The International Festival of Arts & Ideas is honored to feature United States Poet Laureate Joy Harjo in conversation with playwright and director Madeline Sayet. Harjo, the first Native American Poet Laureate and a member of the Muscogee Nation, will reflect on her award-winning body of work, which includes nine books of poetry, two memoirs, and six music albums. With Sayet, a member of the Mohegan Tribe, she will focus on her acclaimed poetry collection An American Sunrise: Poems, the Festival’s selection for the 2021 NEA Big Read.
Harjo’s poems sing of beauty and survival, illuminating a spirituality that connects her to her ancestors and thrums with the quiet anger of living amid the ruins of injustice. A descendant of storytellers and “one of our finest—and most complicated—poets” (Los Angeles Review of Books), Harjo continues her legacy with An American Sunrise: Poems. In the early 1800s, the Mvskoke people were forcibly removed from their original lands east of the Mississippi to Indian Territory, which is now part of Oklahoma. Two hundred years later, Harjo returns to her family’s lands and opens a dialogue with history, confronting the site where her people, and other indigenous families, essentially disappeared. She interweaves her personal life with tribal histories to create a space for renewed beginnings.

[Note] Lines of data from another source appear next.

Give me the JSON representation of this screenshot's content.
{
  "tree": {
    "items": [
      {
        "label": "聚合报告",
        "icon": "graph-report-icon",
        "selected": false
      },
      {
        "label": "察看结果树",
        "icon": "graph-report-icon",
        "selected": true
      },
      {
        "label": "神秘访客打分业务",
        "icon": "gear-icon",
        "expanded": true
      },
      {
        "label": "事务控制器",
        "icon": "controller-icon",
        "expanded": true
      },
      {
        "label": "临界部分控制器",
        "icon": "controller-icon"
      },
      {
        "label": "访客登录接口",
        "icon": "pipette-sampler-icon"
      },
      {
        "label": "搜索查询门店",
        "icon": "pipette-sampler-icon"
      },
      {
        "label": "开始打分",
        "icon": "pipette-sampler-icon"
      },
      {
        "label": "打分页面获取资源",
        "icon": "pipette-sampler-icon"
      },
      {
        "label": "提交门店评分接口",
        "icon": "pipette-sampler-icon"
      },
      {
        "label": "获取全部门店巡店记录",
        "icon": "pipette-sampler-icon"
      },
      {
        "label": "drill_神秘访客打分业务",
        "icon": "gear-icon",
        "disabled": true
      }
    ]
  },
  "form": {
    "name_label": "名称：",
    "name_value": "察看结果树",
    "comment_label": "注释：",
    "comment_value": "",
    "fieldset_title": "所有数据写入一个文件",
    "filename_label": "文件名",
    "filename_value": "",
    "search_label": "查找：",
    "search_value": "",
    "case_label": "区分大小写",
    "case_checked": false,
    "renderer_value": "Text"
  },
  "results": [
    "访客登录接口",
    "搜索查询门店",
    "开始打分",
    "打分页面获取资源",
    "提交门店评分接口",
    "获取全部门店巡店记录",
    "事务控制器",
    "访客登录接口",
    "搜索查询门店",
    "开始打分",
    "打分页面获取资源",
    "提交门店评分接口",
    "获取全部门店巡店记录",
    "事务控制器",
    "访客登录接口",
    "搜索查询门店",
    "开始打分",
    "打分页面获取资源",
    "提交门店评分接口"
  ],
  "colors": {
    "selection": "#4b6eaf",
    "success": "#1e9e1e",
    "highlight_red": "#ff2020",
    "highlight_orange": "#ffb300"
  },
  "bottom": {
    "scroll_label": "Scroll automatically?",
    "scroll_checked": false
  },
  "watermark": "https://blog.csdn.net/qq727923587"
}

“Joy Harjo reminds us that creative voice is both sustenance and a means to liberation,” says Festival Executive Director Shelley Quiala. “In An American Sunrise, she offers a complex and beautiful intersection of despair, abundance and renewal. In this intense time of change and reckoning, her voice provides a clear reminder that the interconnectedness of our past, present and future nourish our imaginations.”